PROBLEM TO WORK ON:
Retype each line of the material exactly, please, skipping any picture in it.
····················
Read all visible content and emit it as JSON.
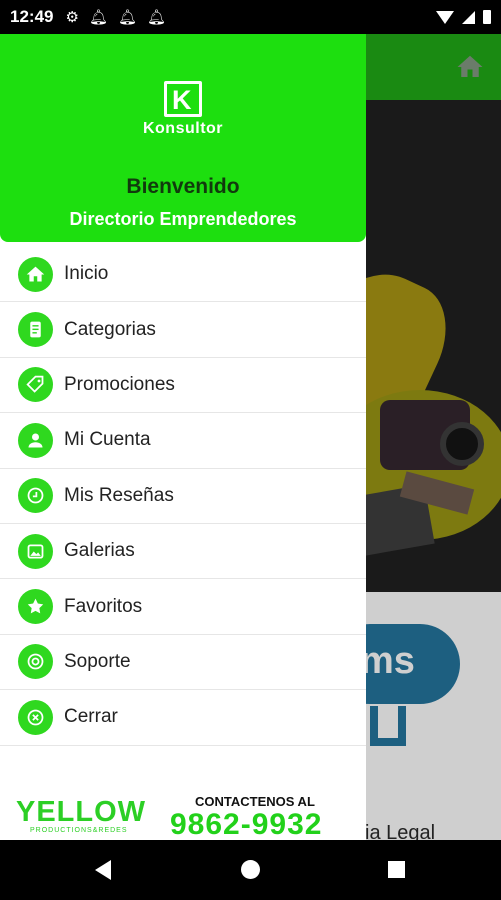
{
  "status_bar": {
    "time": "12:49",
    "icons": [
      "gear-icon",
      "bell-icon",
      "bell-icon",
      "bell-icon"
    ]
  },
  "drawer": {
    "logo_letter": "K",
    "logo_text": "Konsultor",
    "welcome": "Bienvenido",
    "subtitle": "Directorio Emprendedores",
    "items": [
      {
        "label": "Inicio",
        "icon": "home-icon"
      },
      {
        "label": "Categorias",
        "icon": "document-icon"
      },
      {
        "label": "Promociones",
        "icon": "tag-icon"
      },
      {
        "label": "Mi Cuenta",
        "icon": "person-icon"
      },
      {
        "label": "Mis Reseñas",
        "icon": "review-icon"
      },
      {
        "label": "Galerias",
        "icon": "gallery-icon"
      },
      {
        "label": "Favoritos",
        "icon": "star-icon"
      },
      {
        "label": "Soporte",
        "icon": "support-icon"
      },
      {
        "label": "Cerrar",
        "icon": "close-icon"
      }
    ],
    "footer": {
      "brand": "YELLOW",
      "brand_sub": "PRODUCTIONS&REDES",
      "contact_label": "CONTACTENOS AL",
      "phone": "9862-9932"
    }
  },
  "background": {
    "promo_text": "ms",
    "caption": "ia Legal"
  },
  "colors": {
    "accent": "#1ddf0f",
    "icon_bg": "#2fd81f",
    "toolbar_dimmed": "#1a8a12"
  }
}
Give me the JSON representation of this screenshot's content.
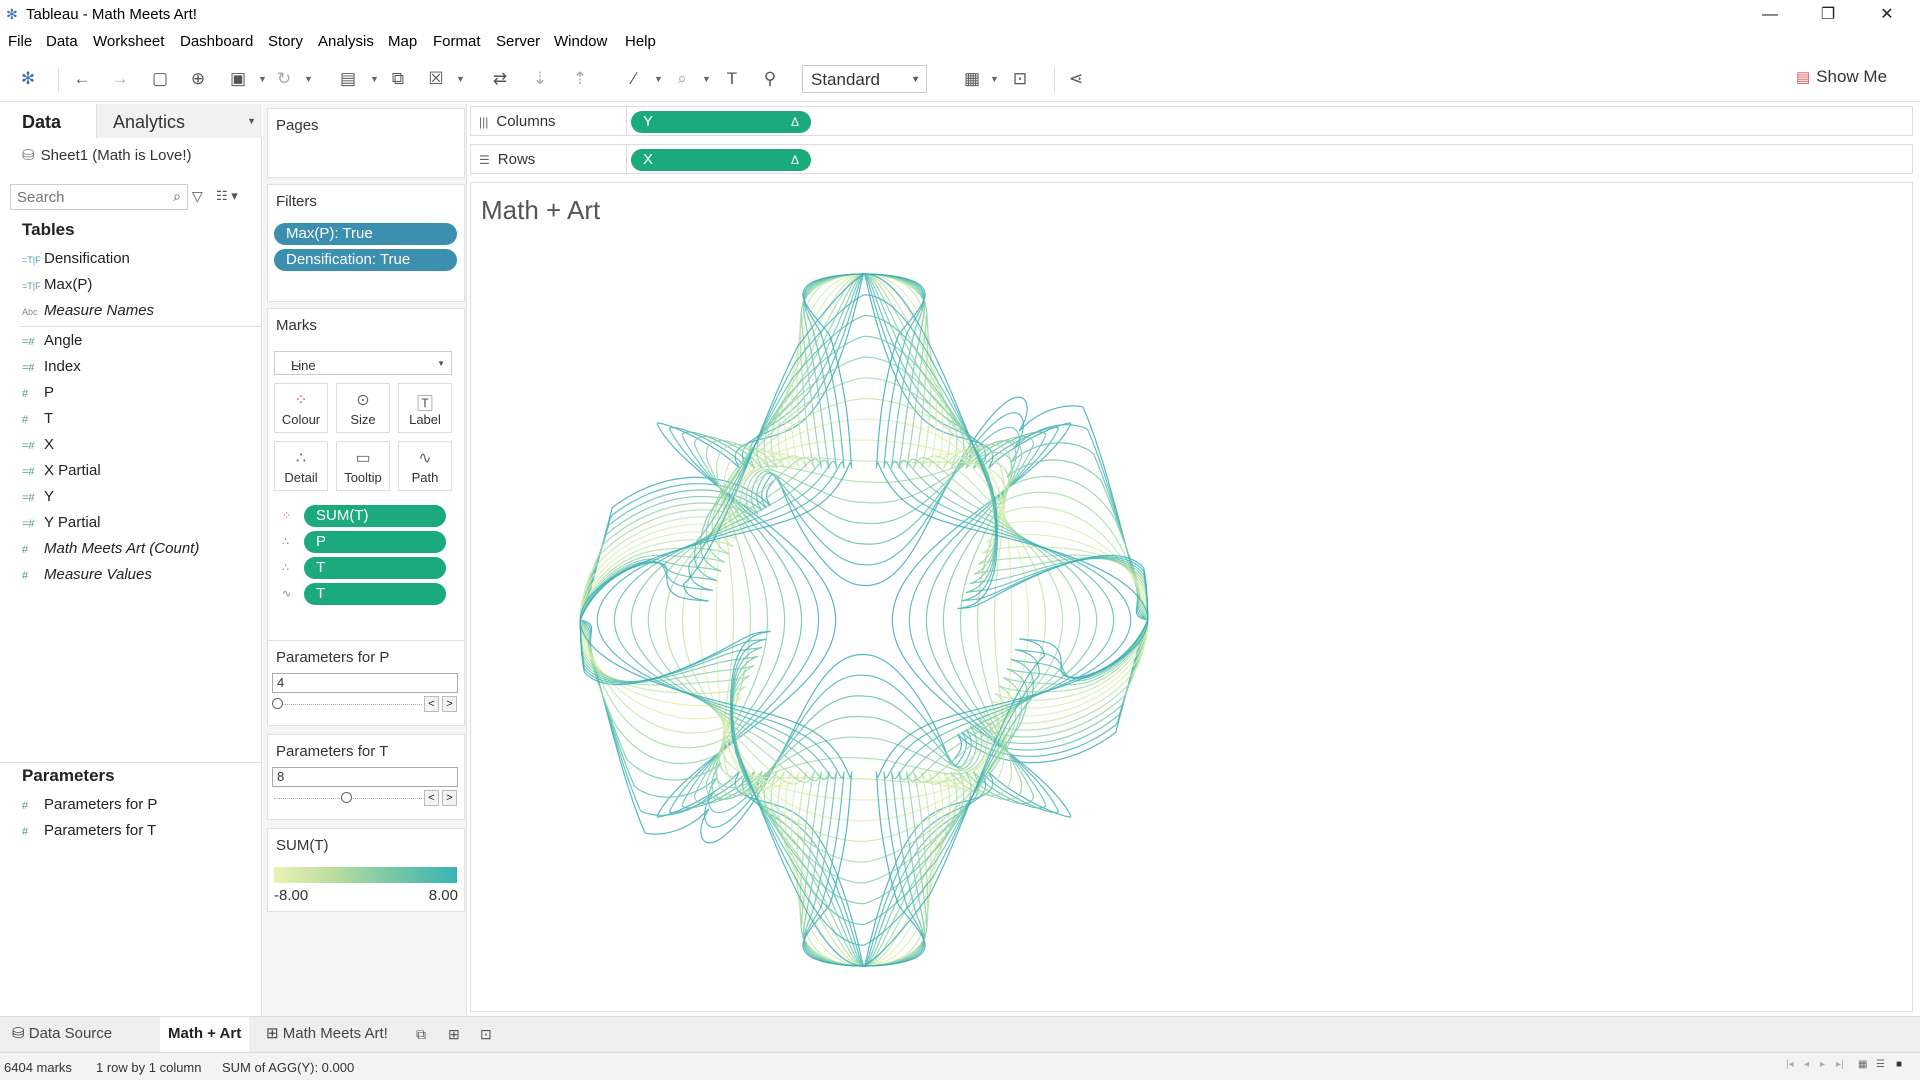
{
  "window": {
    "title": "Tableau - Math  Meets  Art!",
    "minimize": "—",
    "restore": "❐",
    "close": "✕"
  },
  "menu": [
    "File",
    "Data",
    "Worksheet",
    "Dashboard",
    "Story",
    "Analysis",
    "Map",
    "Format",
    "Server",
    "Window",
    "Help"
  ],
  "toolbar": {
    "fit_value": "Standard",
    "show_me": "Show Me"
  },
  "data_pane": {
    "tab_data": "Data",
    "tab_analytics": "Analytics",
    "datasource": "Sheet1 (Math is Love!)",
    "search_placeholder": "Search",
    "tables_heading": "Tables",
    "fields": [
      {
        "name": "Densification",
        "type": "dim"
      },
      {
        "name": "Max(P)",
        "type": "dim"
      },
      {
        "name": "Measure Names",
        "type": "abc",
        "italic": true
      },
      {
        "name": "Angle",
        "type": "measure"
      },
      {
        "name": "Index",
        "type": "measure"
      },
      {
        "name": "P",
        "type": "measure"
      },
      {
        "name": "T",
        "type": "measure"
      },
      {
        "name": "X",
        "type": "measure"
      },
      {
        "name": "X Partial",
        "type": "measure"
      },
      {
        "name": "Y",
        "type": "measure"
      },
      {
        "name": "Y Partial",
        "type": "measure"
      },
      {
        "name": "Math Meets Art (Count)",
        "type": "measure",
        "italic": true
      },
      {
        "name": "Measure Values",
        "type": "measure",
        "italic": true
      }
    ],
    "parameters_heading": "Parameters",
    "parameters": [
      "Parameters for P",
      "Parameters for T"
    ]
  },
  "shelves": {
    "pages": "Pages",
    "filters": "Filters",
    "filter_pills": [
      "Max(P): True",
      "Densification: True"
    ],
    "marks": "Marks",
    "mark_type": "Line",
    "mark_buttons": [
      "Colour",
      "Size",
      "Label",
      "Detail",
      "Tooltip",
      "Path"
    ],
    "mark_pills": [
      "SUM(T)",
      "P",
      "T",
      "T"
    ],
    "param_p_title": "Parameters for P",
    "param_p_value": "4",
    "param_t_title": "Parameters for T",
    "param_t_value": "8",
    "legend_title": "SUM(T)",
    "legend_min": "-8.00",
    "legend_max": "8.00",
    "columns_label": "Columns",
    "rows_label": "Rows",
    "columns_pill": "Y",
    "rows_pill": "X",
    "delta": "Δ"
  },
  "view": {
    "title": "Math + Art"
  },
  "sheet_tabs": {
    "data_source": "Data Source",
    "active": "Math + Art",
    "other": "Math Meets Art!"
  },
  "status": {
    "marks": "6404 marks",
    "dims": "1 row by 1 column",
    "sum": "SUM of AGG(Y): 0.000"
  },
  "colors": {
    "accent_green": "#1aaa7e",
    "filter_blue": "#3d8fb0",
    "legend_low": "#eaf2b4",
    "legend_high": "#3ab3b6"
  }
}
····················
ANSWER FOR THIS EXERCISE:
Read all visible content and emit it as JSON.
{
  "status_bar": {
    "time": "12:49",
    "icons": [
      "gear-icon",
      "bell-icon",
      "bell-icon",
      "bell-icon"
    ]
  },
  "drawer": {
    "logo_letter": "K",
    "logo_text": "Konsultor",
    "welcome": "Bienvenido",
    "subtitle": "Directorio Emprendedores",
    "items": [
      {
        "label": "Inicio",
        "icon": "home-icon"
      },
      {
        "label": "Categorias",
        "icon": "document-icon"
      },
      {
        "label": "Promociones",
        "icon": "tag-icon"
      },
      {
        "label": "Mi Cuenta",
        "icon": "person-icon"
      },
      {
        "label": "Mis Reseñas",
        "icon": "review-icon"
      },
      {
        "label": "Galerias",
        "icon": "gallery-icon"
      },
      {
        "label": "Favoritos",
        "icon": "star-icon"
      },
      {
        "label": "Soporte",
        "icon": "support-icon"
      },
      {
        "label": "Cerrar",
        "icon": "close-icon"
      }
    ],
    "footer": {
      "brand": "YELLOW",
      "brand_sub": "PRODUCTIONS&REDES",
      "contact_label": "CONTACTENOS AL",
      "phone": "9862-9932"
    }
  },
  "background": {
    "promo_text": "ms",
    "caption": "ia Legal"
  },
  "colors": {
    "accent": "#1ddf0f",
    "icon_bg": "#2fd81f",
    "toolbar_dimmed": "#1a8a12"
  }
}
Give me the JSON representation of this screenshot's content.
{
  "window": {
    "title": "Tableau - Math  Meets  Art!",
    "minimize": "—",
    "restore": "❐",
    "close": "✕"
  },
  "menu": [
    "File",
    "Data",
    "Worksheet",
    "Dashboard",
    "Story",
    "Analysis",
    "Map",
    "Format",
    "Server",
    "Window",
    "Help"
  ],
  "toolbar": {
    "fit_value": "Standard",
    "show_me": "Show Me"
  },
  "data_pane": {
    "tab_data": "Data",
    "tab_analytics": "Analytics",
    "datasource": "Sheet1 (Math is Love!)",
    "search_placeholder": "Search",
    "tables_heading": "Tables",
    "fields": [
      {
        "name": "Densification",
        "type": "dim"
      },
      {
        "name": "Max(P)",
        "type": "dim"
      },
      {
        "name": "Measure Names",
        "type": "abc",
        "italic": true
      },
      {
        "name": "Angle",
        "type": "measure"
      },
      {
        "name": "Index",
        "type": "measure"
      },
      {
        "name": "P",
        "type": "measure"
      },
      {
        "name": "T",
        "type": "measure"
      },
      {
        "name": "X",
        "type": "measure"
      },
      {
        "name": "X Partial",
        "type": "measure"
      },
      {
        "name": "Y",
        "type": "measure"
      },
      {
        "name": "Y Partial",
        "type": "measure"
      },
      {
        "name": "Math Meets Art (Count)",
        "type": "measure",
        "italic": true
      },
      {
        "name": "Measure Values",
        "type": "measure",
        "italic": true
      }
    ],
    "parameters_heading": "Parameters",
    "parameters": [
      "Parameters for P",
      "Parameters for T"
    ]
  },
  "shelves": {
    "pages": "Pages",
    "filters": "Filters",
    "filter_pills": [
      "Max(P): True",
      "Densification: True"
    ],
    "marks": "Marks",
    "mark_type": "Line",
    "mark_buttons": [
      "Colour",
      "Size",
      "Label",
      "Detail",
      "Tooltip",
      "Path"
    ],
    "mark_pills": [
      "SUM(T)",
      "P",
      "T",
      "T"
    ],
    "param_p_title": "Parameters for P",
    "param_p_value": "4",
    "param_t_title": "Parameters for T",
    "param_t_value": "8",
    "legend_title": "SUM(T)",
    "legend_min": "-8.00",
    "legend_max": "8.00",
    "columns_label": "Columns",
    "rows_label": "Rows",
    "columns_pill": "Y",
    "rows_pill": "X",
    "delta": "Δ"
  },
  "view": {
    "title": "Math + Art"
  },
  "sheet_tabs": {
    "data_source": "Data Source",
    "active": "Math + Art",
    "other": "Math Meets Art!"
  },
  "status": {
    "marks": "6404 marks",
    "dims": "1 row by 1 column",
    "sum": "SUM of AGG(Y): 0.000"
  },
  "colors": {
    "accent_green": "#1aaa7e",
    "filter_blue": "#3d8fb0",
    "legend_low": "#eaf2b4",
    "legend_high": "#3ab3b6"
  }
}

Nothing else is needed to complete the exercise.